(Excerpts from an interface dataset)
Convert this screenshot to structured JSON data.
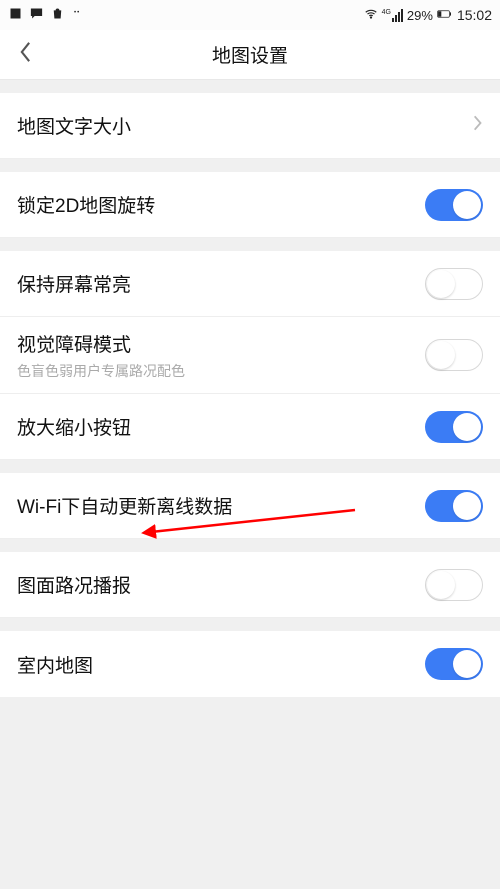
{
  "status_bar": {
    "battery_percent": "29%",
    "time": "15:02",
    "network_label": "4G"
  },
  "header": {
    "title": "地图设置"
  },
  "groups": [
    {
      "items": [
        {
          "key": "text_size",
          "label": "地图文字大小",
          "type": "chevron"
        }
      ]
    },
    {
      "items": [
        {
          "key": "lock_2d_rotate",
          "label": "锁定2D地图旋转",
          "type": "toggle",
          "state": "on"
        }
      ]
    },
    {
      "items": [
        {
          "key": "keep_awake",
          "label": "保持屏幕常亮",
          "type": "toggle",
          "state": "off"
        },
        {
          "key": "vis_impaired",
          "label": "视觉障碍模式",
          "sub": "色盲色弱用户专属路况配色",
          "type": "toggle",
          "state": "off"
        },
        {
          "key": "zoom_buttons",
          "label": "放大缩小按钮",
          "type": "toggle",
          "state": "on"
        }
      ]
    },
    {
      "items": [
        {
          "key": "wifi_offline",
          "label": "Wi-Fi下自动更新离线数据",
          "type": "toggle",
          "state": "on"
        }
      ]
    },
    {
      "items": [
        {
          "key": "traffic_voice",
          "label": "图面路况播报",
          "type": "toggle",
          "state": "off"
        }
      ]
    },
    {
      "items": [
        {
          "key": "indoor_map",
          "label": "室内地图",
          "type": "toggle",
          "state": "on"
        }
      ]
    }
  ]
}
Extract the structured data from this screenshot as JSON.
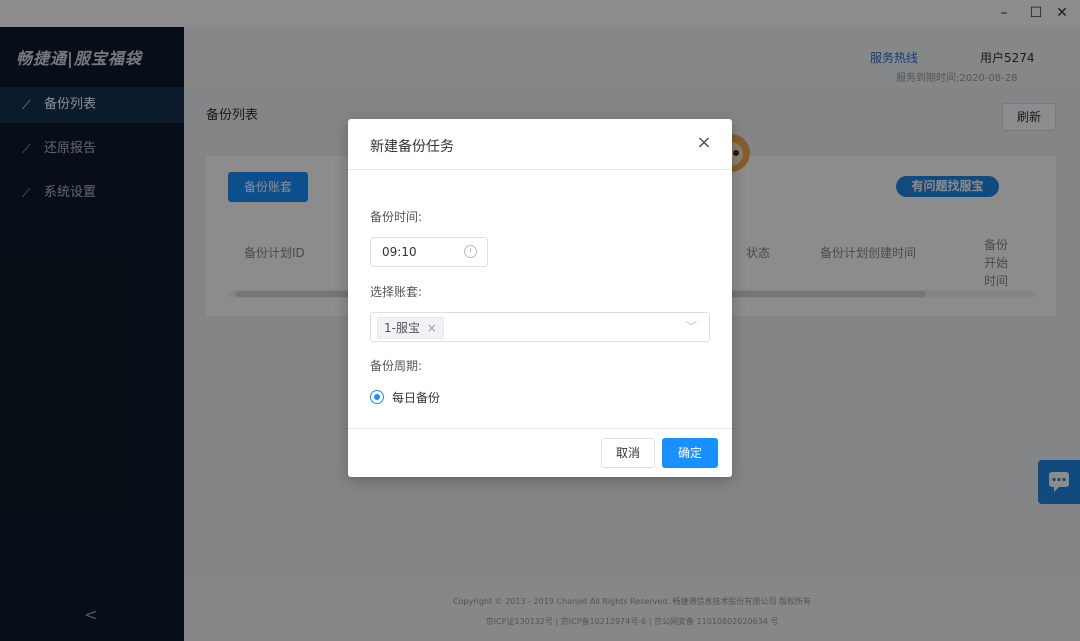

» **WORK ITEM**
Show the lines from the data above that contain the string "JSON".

» **WRITTEN SOLUTION**
Convert this screenshot to structured JSON data.
Extract the structured data from this screenshot as JSON.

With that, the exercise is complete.